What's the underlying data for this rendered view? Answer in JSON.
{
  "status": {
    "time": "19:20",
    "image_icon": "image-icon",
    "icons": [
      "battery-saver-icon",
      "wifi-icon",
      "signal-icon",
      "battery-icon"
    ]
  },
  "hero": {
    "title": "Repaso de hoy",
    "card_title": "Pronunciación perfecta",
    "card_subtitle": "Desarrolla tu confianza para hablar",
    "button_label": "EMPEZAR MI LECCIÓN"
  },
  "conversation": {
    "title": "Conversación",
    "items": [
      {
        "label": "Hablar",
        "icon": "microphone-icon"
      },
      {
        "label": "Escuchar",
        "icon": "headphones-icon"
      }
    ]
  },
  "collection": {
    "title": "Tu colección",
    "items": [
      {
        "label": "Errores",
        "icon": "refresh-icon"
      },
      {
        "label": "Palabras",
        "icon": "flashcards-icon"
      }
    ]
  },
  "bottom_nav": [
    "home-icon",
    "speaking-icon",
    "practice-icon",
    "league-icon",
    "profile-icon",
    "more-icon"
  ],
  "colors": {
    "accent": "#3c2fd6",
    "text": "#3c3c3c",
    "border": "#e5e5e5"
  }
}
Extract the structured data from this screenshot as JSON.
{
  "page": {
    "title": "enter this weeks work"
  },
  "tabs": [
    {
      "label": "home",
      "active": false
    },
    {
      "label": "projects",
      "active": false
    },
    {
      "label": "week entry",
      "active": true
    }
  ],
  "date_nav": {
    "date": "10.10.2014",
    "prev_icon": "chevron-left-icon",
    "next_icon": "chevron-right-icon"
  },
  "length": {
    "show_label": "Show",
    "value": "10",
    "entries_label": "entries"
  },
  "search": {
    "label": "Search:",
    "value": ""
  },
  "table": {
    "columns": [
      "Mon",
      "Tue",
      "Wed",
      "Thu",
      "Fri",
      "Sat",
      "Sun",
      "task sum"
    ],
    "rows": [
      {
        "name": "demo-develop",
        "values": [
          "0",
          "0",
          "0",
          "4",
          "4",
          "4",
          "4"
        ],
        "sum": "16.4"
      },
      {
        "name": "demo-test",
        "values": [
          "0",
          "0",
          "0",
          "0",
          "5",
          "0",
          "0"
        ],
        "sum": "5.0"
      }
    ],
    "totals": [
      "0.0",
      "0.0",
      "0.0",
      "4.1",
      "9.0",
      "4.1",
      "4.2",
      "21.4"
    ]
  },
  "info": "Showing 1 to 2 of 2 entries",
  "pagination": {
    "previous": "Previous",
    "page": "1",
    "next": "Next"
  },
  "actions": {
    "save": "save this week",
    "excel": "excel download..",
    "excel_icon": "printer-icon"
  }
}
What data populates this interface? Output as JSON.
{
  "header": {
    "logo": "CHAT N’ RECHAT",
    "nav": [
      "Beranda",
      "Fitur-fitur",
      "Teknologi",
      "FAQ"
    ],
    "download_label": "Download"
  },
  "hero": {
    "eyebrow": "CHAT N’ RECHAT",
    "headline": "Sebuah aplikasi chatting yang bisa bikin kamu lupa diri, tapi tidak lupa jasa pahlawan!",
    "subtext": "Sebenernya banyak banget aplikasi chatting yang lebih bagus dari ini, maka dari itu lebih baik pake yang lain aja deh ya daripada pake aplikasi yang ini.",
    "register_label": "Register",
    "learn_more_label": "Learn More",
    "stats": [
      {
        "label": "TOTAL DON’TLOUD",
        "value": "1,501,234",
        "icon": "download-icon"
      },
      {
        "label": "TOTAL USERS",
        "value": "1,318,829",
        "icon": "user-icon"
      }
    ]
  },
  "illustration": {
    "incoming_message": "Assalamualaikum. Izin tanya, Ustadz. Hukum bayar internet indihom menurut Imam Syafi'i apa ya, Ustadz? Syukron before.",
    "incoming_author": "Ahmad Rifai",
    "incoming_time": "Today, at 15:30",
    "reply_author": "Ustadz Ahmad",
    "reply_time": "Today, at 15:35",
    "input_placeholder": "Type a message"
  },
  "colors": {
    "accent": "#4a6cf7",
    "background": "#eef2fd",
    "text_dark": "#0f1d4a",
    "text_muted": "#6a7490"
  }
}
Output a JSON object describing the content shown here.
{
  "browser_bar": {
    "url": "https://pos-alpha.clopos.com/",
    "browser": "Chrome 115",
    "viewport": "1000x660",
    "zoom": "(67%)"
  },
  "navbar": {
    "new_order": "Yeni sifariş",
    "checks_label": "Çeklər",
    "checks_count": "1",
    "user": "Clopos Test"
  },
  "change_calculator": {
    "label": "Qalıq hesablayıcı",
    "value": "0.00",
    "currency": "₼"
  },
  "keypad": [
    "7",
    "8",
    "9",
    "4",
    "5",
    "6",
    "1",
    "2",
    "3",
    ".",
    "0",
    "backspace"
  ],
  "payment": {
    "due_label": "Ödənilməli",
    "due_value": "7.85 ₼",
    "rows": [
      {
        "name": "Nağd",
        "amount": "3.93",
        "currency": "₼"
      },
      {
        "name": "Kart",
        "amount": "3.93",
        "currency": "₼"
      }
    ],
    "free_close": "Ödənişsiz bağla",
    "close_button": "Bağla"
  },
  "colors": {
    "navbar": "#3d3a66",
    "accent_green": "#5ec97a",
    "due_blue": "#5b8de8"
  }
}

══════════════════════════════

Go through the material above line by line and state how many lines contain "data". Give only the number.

◆ **SOLUTION TO THE PROBLEM**: 3